In the Spanish mountains, rivers are mostly forded by bridges that villagers have used for generations. In Aotearoa, human history is less apparent, maybe, but no less vital. It’s very clearly there in the abandoned gold mining settlement of Macetown and also in the trail over Harper Pass, forged by Māori long ago to facilitate the pounamu trade from Te Tai o Poutini, and, no doubt, in many other trails, their origins obscured by colonial monickers.
Tramping down the island that I was raised in, I learn to look a little differently. I know the names for some plants and animals, but I learn a whole lot more and as I gain the language, I gain new layers of vision, too. I notice the flora changing; almost West Coasty as we crunch down the Taramakau, then arid and dracophyllum-dense over the passes. I assess my surroundings a little differently, knowing the particular challenges these ecosystems face. Our conservation strategy in Aotearoa is so different, our ecology so particular.
We’re shocked to stumble on a wallaby in the tussock above Tekapō and thrilled to see kea over the alpine passes. We learn the habits and status of welcome swallows, robins, kāhu. We realize all over again how beautiful and how delicate this landscape is. And just how big. Fiordland, alone, is larger than Yellowstone and Yosemite national parks combined. As we walk, we notice wasp-bait structures and 1080 pellets, areas of deforestation and new growth, the presence of riflemen and the absence of rock wrens.
There is beauty in the stripped land of the plains, in the coconut-scented gorse and the UV glow of the lupins. The noise and mess of Canada geese, though, the squidge of didymo, the devastation wrought by pigs are less charming. We pay attention to stone, watch the scree cycle through different shades and sheens as we move south. We track the way this land fits together and recognize the strange processes that have contributed to its formation.
By the end of our trail, I’d gained a pair of possum socks and some respect for the New Zealand weather and wilderness. Tramping here is a serious business, but everyone we met has made it their own. Paul is a meticulous planner and a steady walker; he carries a tiny, ancient flip phone for calls and a sizable iPad for everything else. Quinn is recovering from giardia and carrying a guitalele, on which he plays melancholic Russian folk songs. Matt’s wife is travelling alongside him in a campervan; they meet whenever he passes through civilisation. “I’m doing the TA the easy way,” he tells us.
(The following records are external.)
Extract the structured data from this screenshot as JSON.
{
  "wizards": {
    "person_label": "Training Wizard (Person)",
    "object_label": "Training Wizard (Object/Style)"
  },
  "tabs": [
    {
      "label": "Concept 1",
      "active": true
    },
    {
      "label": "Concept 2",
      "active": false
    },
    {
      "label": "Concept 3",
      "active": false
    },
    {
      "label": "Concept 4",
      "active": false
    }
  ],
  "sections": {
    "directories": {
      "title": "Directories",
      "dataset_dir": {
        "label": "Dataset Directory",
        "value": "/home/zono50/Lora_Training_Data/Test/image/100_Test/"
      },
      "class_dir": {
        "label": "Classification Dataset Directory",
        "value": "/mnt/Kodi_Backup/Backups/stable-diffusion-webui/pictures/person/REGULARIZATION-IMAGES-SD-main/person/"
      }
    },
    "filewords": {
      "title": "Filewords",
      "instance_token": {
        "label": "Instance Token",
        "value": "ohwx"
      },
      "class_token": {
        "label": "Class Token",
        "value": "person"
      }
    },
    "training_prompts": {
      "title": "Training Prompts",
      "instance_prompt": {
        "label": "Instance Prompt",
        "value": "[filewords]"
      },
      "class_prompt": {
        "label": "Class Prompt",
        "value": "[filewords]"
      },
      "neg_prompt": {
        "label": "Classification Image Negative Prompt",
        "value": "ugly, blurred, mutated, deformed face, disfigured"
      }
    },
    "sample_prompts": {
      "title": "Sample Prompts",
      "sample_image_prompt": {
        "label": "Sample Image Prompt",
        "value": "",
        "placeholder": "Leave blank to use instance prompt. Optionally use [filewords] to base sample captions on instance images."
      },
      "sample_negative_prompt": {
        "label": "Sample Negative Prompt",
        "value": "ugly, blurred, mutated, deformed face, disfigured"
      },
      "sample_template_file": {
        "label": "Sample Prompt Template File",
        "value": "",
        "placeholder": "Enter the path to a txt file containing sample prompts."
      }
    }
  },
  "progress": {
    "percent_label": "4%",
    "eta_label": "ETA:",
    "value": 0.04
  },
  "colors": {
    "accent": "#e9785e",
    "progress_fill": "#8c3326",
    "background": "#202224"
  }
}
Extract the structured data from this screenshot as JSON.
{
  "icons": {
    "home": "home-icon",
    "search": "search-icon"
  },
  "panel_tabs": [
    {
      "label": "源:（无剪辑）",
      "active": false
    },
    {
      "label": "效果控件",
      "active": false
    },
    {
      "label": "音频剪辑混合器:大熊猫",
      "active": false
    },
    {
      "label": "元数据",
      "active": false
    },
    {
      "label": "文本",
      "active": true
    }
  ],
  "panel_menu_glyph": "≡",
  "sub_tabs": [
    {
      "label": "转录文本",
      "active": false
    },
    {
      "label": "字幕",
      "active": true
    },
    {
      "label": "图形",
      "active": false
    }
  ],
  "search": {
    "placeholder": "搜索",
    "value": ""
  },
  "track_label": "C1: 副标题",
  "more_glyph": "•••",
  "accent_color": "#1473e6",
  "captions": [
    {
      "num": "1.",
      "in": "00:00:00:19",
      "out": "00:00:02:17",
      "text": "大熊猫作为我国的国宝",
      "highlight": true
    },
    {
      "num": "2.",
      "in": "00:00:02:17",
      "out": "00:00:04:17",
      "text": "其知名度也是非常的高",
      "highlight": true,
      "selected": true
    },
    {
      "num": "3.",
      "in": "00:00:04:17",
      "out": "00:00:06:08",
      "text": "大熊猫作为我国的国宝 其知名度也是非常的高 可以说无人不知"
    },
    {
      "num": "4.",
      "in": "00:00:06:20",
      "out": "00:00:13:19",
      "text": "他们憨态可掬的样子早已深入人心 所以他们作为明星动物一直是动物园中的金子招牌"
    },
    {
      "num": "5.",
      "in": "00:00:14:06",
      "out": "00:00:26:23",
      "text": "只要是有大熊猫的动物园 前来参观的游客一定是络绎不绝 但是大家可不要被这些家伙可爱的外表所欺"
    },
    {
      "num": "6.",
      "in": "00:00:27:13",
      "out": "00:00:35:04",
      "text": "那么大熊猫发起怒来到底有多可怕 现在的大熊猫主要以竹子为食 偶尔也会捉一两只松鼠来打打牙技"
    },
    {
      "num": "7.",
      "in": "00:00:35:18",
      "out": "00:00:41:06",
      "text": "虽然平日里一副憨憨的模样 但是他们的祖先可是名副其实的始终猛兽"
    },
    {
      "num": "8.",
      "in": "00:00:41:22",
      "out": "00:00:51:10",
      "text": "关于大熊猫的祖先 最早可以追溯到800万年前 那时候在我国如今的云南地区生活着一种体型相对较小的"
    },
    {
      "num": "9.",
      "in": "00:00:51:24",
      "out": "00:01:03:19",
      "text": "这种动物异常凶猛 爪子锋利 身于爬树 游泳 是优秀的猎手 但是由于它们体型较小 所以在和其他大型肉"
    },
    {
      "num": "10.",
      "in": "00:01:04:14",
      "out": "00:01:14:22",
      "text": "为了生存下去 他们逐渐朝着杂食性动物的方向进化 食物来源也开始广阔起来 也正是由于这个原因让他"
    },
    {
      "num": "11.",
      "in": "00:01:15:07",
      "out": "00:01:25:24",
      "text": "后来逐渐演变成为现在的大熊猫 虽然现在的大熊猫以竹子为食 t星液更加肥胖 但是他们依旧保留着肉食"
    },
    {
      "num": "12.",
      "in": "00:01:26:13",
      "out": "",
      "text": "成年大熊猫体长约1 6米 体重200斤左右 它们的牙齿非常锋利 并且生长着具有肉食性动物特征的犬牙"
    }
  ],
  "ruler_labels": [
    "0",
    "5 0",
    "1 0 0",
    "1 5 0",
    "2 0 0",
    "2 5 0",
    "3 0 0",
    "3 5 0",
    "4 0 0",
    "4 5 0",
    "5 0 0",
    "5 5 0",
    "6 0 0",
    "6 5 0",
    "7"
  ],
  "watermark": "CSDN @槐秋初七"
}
But I’m not sure there is an easy way to walk this trail. Just many different ways to stumble through, keeping a weather eye on the forecast and your gear in waterproof compartments, remembering to look up, now and then, and realise how implausibly, achingly glorious this place is.